Coronavirus: Moroccan cabinet member tests positive
Few hours after the Health Ministry announced Saturday nine new coronavirus cases, the Ministry of Transport issued a statement saying that the head of the department Abdelkader Amara has tested positive for the novel coronavirus, COVID-19.
Abdelkader Amara, the first member of the Moroccan cabinet to test positive for the novel coronavirus, had paid a working visit to Hungary March 9 to 11.
Hungary has confirmed 30 cases of the coronavirus as of Saturday evening.
On Thursday, March 12, Amara attended the weekly government cabinet meeting.
Later, after he felt some symptoms such as abnormal fatigue and a headache, he took a test for COVID-19. The test came back positive.
Amara tweeted Saturday that he was not suffering severe symptoms and was able to continue his duties.
In accordance with medical instructions, the minister will be isolated at home with his spouse and son for 14 days. He will be working from home.
With the Minister’s infection, the number of cases recorded in the country since March 2 amounts to 18.
According to the Health Ministry’s tally announced before Amara’s case, 11 of those infected with the virus are Moroccan while six are French. They include 10 men and 7 women.
The average age of the infected persons is 51 years, with a baby of 9 months as the youngest case and an 89-year-old lady as the oldest, The oldest woman passed away on March 10.
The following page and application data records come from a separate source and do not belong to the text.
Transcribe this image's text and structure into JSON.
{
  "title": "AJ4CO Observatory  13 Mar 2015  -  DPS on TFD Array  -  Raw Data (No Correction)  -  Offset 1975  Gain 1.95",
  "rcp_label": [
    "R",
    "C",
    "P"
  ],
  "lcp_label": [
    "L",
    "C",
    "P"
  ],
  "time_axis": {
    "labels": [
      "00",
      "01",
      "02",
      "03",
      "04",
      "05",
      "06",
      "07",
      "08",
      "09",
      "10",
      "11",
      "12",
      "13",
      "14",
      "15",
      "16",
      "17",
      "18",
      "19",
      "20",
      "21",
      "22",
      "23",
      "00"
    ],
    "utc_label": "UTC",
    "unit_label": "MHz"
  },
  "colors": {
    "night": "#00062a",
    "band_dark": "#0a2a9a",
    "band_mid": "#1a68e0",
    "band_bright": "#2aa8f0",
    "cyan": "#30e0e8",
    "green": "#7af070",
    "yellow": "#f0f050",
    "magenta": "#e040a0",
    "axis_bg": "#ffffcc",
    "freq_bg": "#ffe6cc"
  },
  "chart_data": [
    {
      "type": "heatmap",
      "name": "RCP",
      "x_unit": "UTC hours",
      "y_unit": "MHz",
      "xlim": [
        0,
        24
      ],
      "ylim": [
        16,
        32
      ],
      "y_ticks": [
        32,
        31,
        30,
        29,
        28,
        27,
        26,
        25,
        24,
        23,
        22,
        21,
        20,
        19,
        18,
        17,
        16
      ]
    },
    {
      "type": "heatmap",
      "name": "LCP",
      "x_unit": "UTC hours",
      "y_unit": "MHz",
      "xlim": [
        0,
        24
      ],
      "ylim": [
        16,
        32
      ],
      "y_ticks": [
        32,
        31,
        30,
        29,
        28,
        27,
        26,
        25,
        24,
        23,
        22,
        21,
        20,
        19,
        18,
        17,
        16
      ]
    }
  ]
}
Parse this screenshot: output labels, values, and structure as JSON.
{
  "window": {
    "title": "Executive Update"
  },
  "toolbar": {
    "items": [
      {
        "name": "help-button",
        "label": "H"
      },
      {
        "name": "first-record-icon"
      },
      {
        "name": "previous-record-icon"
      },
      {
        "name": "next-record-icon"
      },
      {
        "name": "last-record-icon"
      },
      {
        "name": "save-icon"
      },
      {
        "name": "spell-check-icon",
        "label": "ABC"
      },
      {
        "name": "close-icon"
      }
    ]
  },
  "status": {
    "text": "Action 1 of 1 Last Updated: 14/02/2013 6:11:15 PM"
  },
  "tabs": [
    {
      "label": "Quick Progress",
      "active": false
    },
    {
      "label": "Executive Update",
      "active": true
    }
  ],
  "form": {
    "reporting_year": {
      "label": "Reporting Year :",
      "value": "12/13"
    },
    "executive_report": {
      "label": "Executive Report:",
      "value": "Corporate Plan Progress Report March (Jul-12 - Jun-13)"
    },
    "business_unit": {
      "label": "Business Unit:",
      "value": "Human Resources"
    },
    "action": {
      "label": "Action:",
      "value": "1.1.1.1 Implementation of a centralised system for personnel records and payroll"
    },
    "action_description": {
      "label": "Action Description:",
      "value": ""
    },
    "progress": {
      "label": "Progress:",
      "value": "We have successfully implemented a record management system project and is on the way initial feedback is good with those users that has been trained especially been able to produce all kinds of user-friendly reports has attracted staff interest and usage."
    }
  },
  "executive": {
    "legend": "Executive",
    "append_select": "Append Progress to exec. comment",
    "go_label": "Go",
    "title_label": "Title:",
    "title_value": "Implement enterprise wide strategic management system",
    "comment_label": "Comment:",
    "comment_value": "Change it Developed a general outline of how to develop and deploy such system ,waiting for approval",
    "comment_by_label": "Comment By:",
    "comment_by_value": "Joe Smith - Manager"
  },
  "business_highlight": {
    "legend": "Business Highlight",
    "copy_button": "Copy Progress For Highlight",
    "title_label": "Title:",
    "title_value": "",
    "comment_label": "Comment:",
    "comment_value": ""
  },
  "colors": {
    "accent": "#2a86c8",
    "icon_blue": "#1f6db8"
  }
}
All the persons who tested positive to the virus in Morocco came from abroad. Actually, eight of the nine new cases reported Saturday are Moroccan expatriates living in Spain (4 cases), Italy (3 cases) and France (1 case), who arrived in Morocco between February 24 and March 12. The ninth case, a Moroccan woman, was infected by her husband who lives abroad.
Morocco took several precautionary measures to prevent further spread of the virus, suspending flights to and out of the country with a number of countries in Europe, the Middle East, Africa, as well as Canada and Brazil. All passenger ship traffic was also suspended.
Morocco has also cancelled several trade, cultural, and sporting events as well as religious festivals (Moussems) and decided to close schools and universities starting from Monday March 16.